## Source information:
[Start of section]

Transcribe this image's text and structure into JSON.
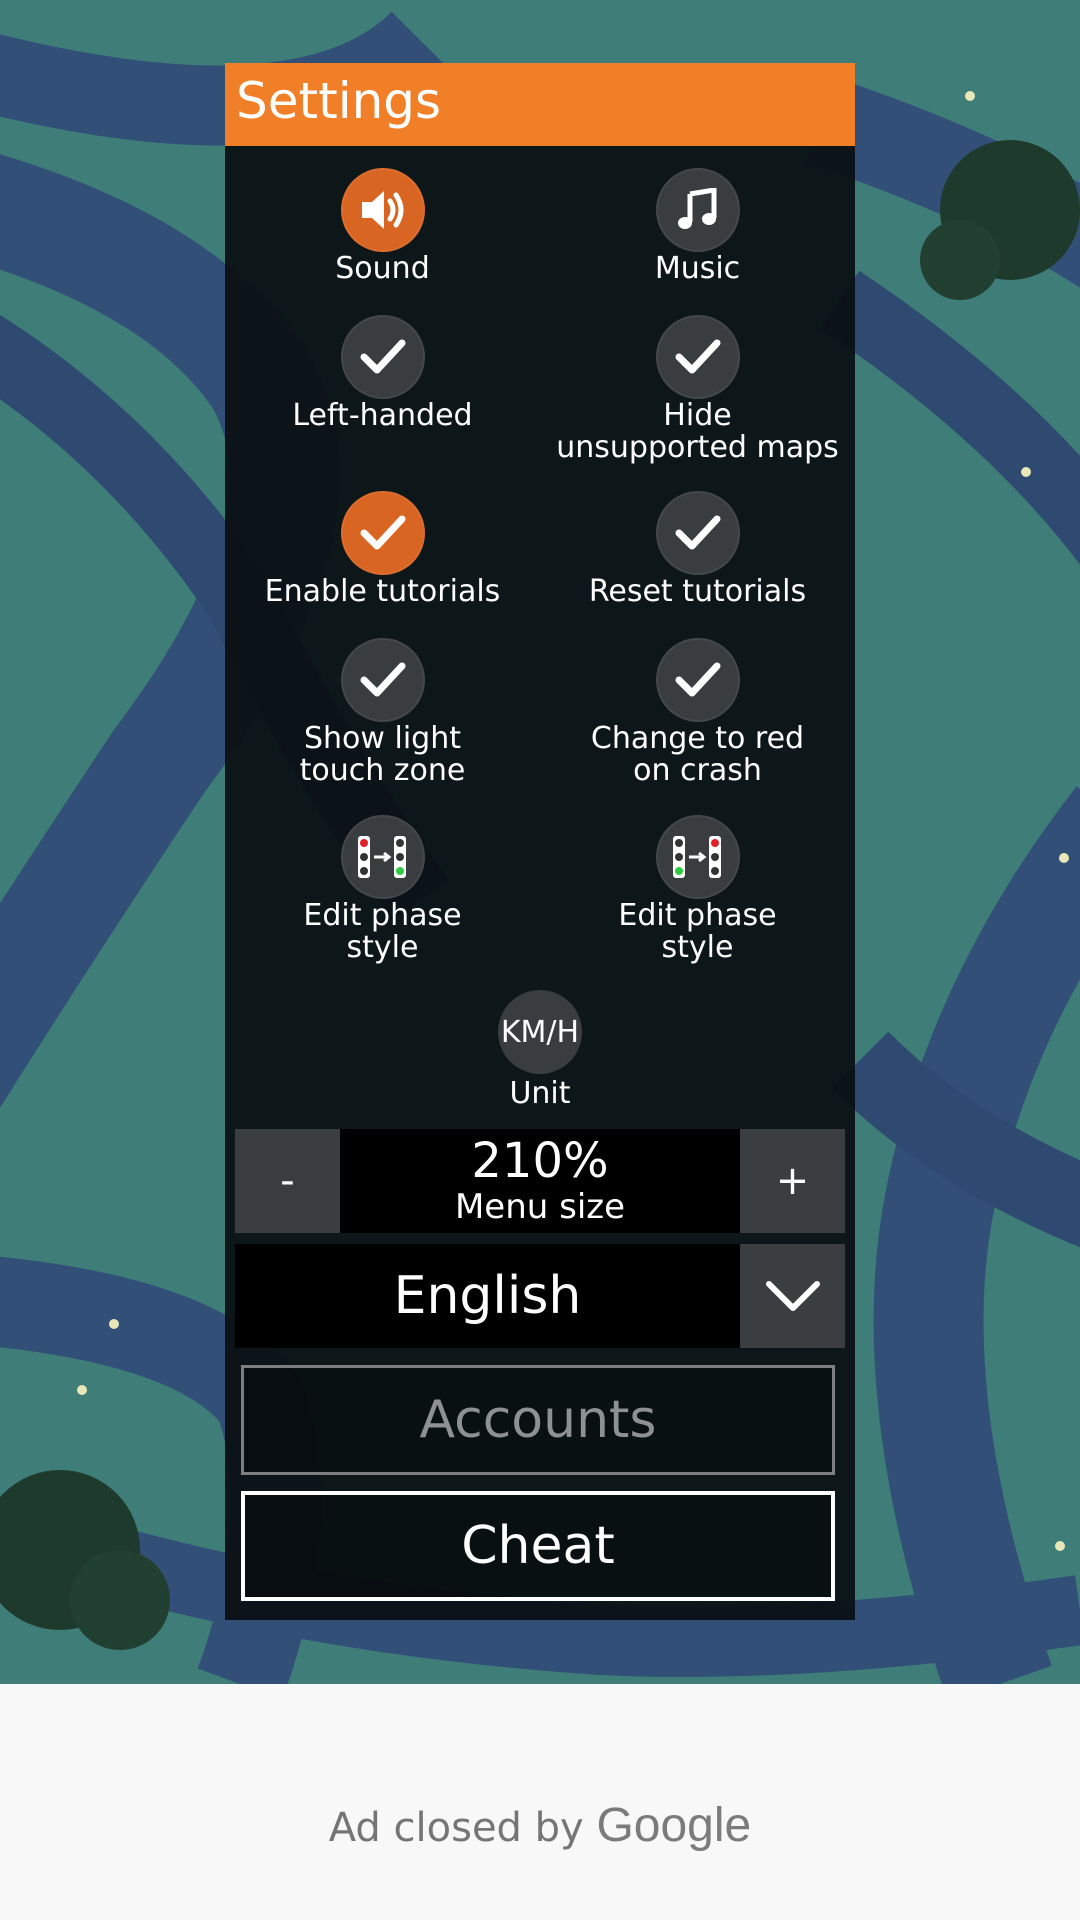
{
  "settings": {
    "title": "Settings",
    "options": [
      {
        "label": "Sound",
        "icon": "speaker-icon",
        "active": true
      },
      {
        "label": "Music",
        "icon": "music-note-icon",
        "active": false
      },
      {
        "label": "Left-handed",
        "icon": "checkmark-icon",
        "active": false
      },
      {
        "label_line1": "Hide",
        "label_line2": "unsupported maps",
        "icon": "checkmark-icon",
        "active": false
      },
      {
        "label": "Enable tutorials",
        "icon": "checkmark-icon",
        "active": true
      },
      {
        "label": "Reset tutorials",
        "icon": "checkmark-icon",
        "active": false
      },
      {
        "label_line1": "Show light",
        "label_line2": "touch zone",
        "icon": "checkmark-icon",
        "active": false
      },
      {
        "label_line1": "Change to red",
        "label_line2": "on crash",
        "icon": "checkmark-icon",
        "active": false
      },
      {
        "label_line1": "Edit phase",
        "label_line2": "style",
        "icon": "traffic-light-phase-icon",
        "active": false
      },
      {
        "label_line1": "Edit phase",
        "label_line2": "style",
        "icon": "traffic-light-phase-icon",
        "active": false
      }
    ],
    "unit": {
      "value": "KM/H",
      "label": "Unit"
    },
    "menu_size": {
      "minus": "-",
      "value": "210%",
      "label": "Menu size",
      "plus": "+"
    },
    "language": {
      "value": "English"
    },
    "accounts_label": "Accounts",
    "cheat_label": "Cheat"
  },
  "ad": {
    "text": "Ad closed by",
    "brand": "Google"
  },
  "colors": {
    "accent": "#f07f27",
    "active_button": "#d96522",
    "panel": "#0c1012",
    "map_grass": "#3f7e78",
    "road": "#33507a"
  }
}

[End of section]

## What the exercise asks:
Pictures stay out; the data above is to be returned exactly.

## Output of the task:
Transcribe this image's text and structure into JSON.
{
  "settings": {
    "title": "Settings",
    "options": [
      {
        "label": "Sound",
        "icon": "speaker-icon",
        "active": true
      },
      {
        "label": "Music",
        "icon": "music-note-icon",
        "active": false
      },
      {
        "label": "Left-handed",
        "icon": "checkmark-icon",
        "active": false
      },
      {
        "label_line1": "Hide",
        "label_line2": "unsupported maps",
        "icon": "checkmark-icon",
        "active": false
      },
      {
        "label": "Enable tutorials",
        "icon": "checkmark-icon",
        "active": true
      },
      {
        "label": "Reset tutorials",
        "icon": "checkmark-icon",
        "active": false
      },
      {
        "label_line1": "Show light",
        "label_line2": "touch zone",
        "icon": "checkmark-icon",
        "active": false
      },
      {
        "label_line1": "Change to red",
        "label_line2": "on crash",
        "icon": "checkmark-icon",
        "active": false
      },
      {
        "label_line1": "Edit phase",
        "label_line2": "style",
        "icon": "traffic-light-phase-icon",
        "active": false
      },
      {
        "label_line1": "Edit phase",
        "label_line2": "style",
        "icon": "traffic-light-phase-icon",
        "active": false
      }
    ],
    "unit": {
      "value": "KM/H",
      "label": "Unit"
    },
    "menu_size": {
      "minus": "-",
      "value": "210%",
      "label": "Menu size",
      "plus": "+"
    },
    "language": {
      "value": "English"
    },
    "accounts_label": "Accounts",
    "cheat_label": "Cheat"
  },
  "ad": {
    "text": "Ad closed by",
    "brand": "Google"
  },
  "colors": {
    "accent": "#f07f27",
    "active_button": "#d96522",
    "panel": "#0c1012",
    "map_grass": "#3f7e78",
    "road": "#33507a"
  }
}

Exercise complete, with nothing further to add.